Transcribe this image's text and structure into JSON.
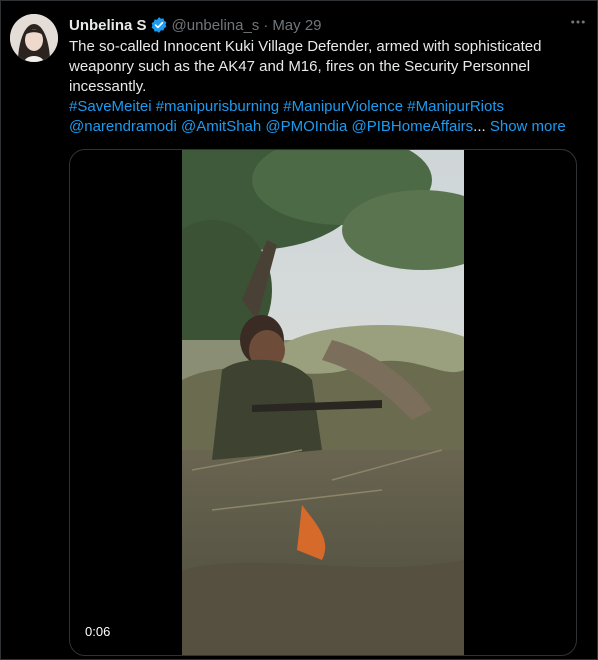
{
  "tweet": {
    "author_name": "Unbelina S",
    "handle": "@unbelina_s",
    "separator": "·",
    "date": "May 29",
    "more_icon": "more-horizontal-icon",
    "text": "The so-called Innocent Kuki Village  Defender, armed with sophisticated weaponry such as the AK47 and M16,  fires on the Security Personnel incessantly.",
    "hashtags_line": [
      "#SaveMeitei",
      "#manipurisburning",
      "#ManipurViolence",
      "#ManipurRiots"
    ],
    "mentions_line": [
      "@narendramodi",
      "@AmitShah",
      "@PMOIndia",
      "@PIBHomeAffairs"
    ],
    "ellipsis": "...",
    "show_more": "Show more",
    "colors": {
      "link": "#1d9bf0",
      "verified": "#1d9bf0",
      "muted": "#71767b"
    }
  },
  "media": {
    "duration": "0:06"
  }
}
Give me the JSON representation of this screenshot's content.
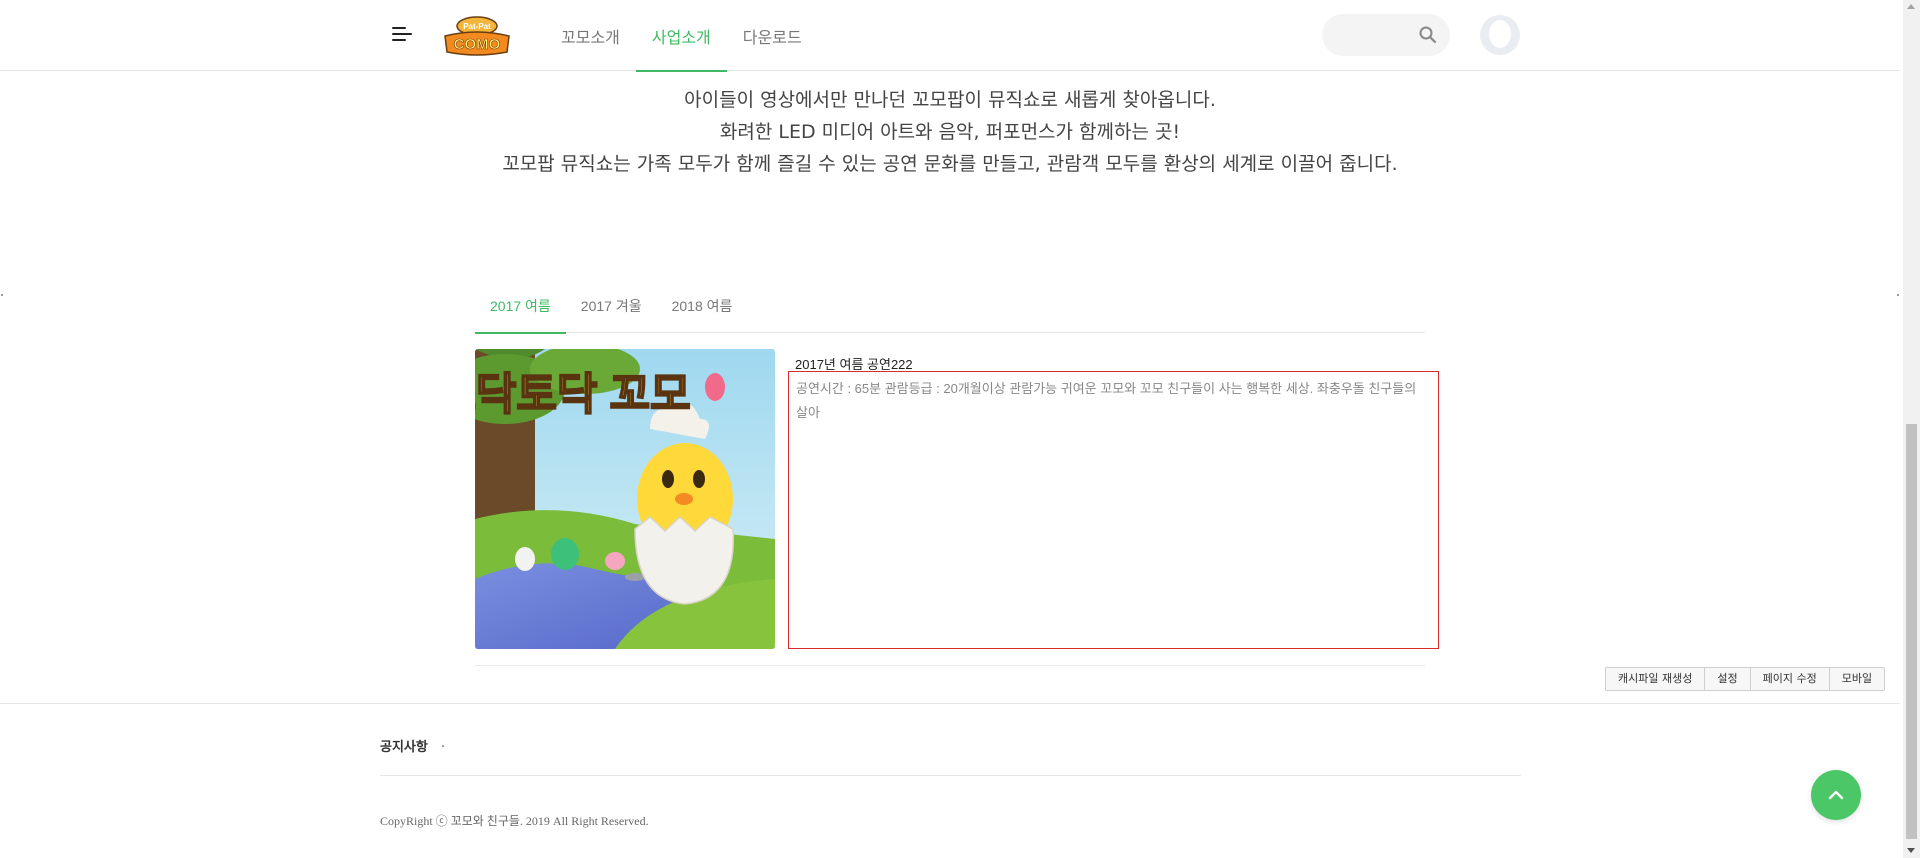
{
  "header": {
    "logo_text": "COMO",
    "logo_subtext": "Pat-Pat",
    "nav": [
      {
        "label": "꼬모소개",
        "active": false
      },
      {
        "label": "사업소개",
        "active": true
      },
      {
        "label": "다운로드",
        "active": false
      }
    ],
    "search_placeholder": ""
  },
  "intro": {
    "lines": [
      "아이들이 영상에서만 만나던 꼬모팝이 뮤직쇼로 새롭게 찾아옵니다.",
      "화려한 LED 미디어 아트와 음악, 퍼포먼스가 함께하는 곳!",
      "꼬모팝 뮤직쇼는 가족 모두가 함께 즐길 수 있는 공연 문화를 만들고, 관람객 모두를 환상의 세계로 이끌어 줍니다."
    ]
  },
  "tabs": [
    {
      "label": "2017 여름",
      "active": true
    },
    {
      "label": "2017 겨울",
      "active": false
    },
    {
      "label": "2018 여름",
      "active": false
    }
  ],
  "show": {
    "image_title": "토닥토닥 꼬모",
    "title": "2017년 여름 공연222",
    "description": "공연시간 : 65분 관람등급 : 20개월이상 관람가능 귀여운 꼬모와 꼬모 친구들이 사는 행복한 세상. 좌충우돌 친구들의 살아"
  },
  "admin_buttons": [
    "캐시파일 재생성",
    "설정",
    "페이지 수정",
    "모바일"
  ],
  "footer": {
    "notice_label": "공지사항",
    "notice_text": ".",
    "copyright": "CopyRight ⓒ 꼬모와 친구들. 2019 All Right Reserved."
  },
  "colors": {
    "accent": "#3fba63",
    "top_button": "#4cc767",
    "highlight_border": "#d92c2c"
  },
  "icons": {
    "menu": "hamburger-icon",
    "search": "search-icon",
    "avatar": "user-icon",
    "top": "arrow-up-icon"
  }
}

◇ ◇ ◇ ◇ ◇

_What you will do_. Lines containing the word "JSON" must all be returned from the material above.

_Finished exercise_.
Transcribe this image's text and structure into JSON.
Give me the JSON representation of this screenshot's content.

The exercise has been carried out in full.